Each line in the data holding "text" should be listed.

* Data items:
•••••
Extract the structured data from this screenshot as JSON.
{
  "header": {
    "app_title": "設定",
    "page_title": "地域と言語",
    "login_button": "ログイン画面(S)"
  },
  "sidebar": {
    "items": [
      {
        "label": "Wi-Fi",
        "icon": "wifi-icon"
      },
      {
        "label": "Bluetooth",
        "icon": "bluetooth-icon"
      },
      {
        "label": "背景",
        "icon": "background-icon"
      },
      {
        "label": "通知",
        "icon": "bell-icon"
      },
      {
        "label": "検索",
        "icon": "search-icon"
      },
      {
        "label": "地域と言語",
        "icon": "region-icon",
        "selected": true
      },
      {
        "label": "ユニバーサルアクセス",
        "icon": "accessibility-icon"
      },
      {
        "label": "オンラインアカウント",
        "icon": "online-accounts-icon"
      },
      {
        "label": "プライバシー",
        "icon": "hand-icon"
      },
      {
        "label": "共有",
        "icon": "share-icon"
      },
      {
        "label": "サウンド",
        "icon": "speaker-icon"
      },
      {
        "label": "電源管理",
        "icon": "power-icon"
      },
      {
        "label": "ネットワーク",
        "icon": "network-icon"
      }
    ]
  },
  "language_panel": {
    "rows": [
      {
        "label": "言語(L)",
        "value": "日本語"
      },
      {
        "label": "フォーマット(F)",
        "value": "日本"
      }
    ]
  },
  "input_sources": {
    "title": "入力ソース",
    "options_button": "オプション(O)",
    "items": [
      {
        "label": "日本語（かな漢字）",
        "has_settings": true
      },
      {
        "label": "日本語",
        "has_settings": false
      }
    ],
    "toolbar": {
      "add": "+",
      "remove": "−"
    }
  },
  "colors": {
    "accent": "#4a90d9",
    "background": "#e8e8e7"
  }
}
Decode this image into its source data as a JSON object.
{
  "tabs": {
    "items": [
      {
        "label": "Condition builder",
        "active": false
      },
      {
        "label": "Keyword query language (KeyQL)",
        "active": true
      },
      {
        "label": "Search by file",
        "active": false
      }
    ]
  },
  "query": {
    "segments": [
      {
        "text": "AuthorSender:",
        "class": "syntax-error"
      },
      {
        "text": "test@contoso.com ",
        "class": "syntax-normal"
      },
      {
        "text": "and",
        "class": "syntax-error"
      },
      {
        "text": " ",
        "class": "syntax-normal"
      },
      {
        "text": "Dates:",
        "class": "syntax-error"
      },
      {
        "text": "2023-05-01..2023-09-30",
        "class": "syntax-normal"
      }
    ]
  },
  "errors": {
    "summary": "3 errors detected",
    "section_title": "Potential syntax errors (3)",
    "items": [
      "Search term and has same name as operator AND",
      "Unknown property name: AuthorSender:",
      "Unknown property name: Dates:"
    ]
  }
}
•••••
* Exercise solution:
        "text": "AuthorSender:",
        "text": "test@contoso.com ",
        "text": "and",
        "text": " ",
        "text": "Dates:",
        "text": "2023-05-01..2023-09-30",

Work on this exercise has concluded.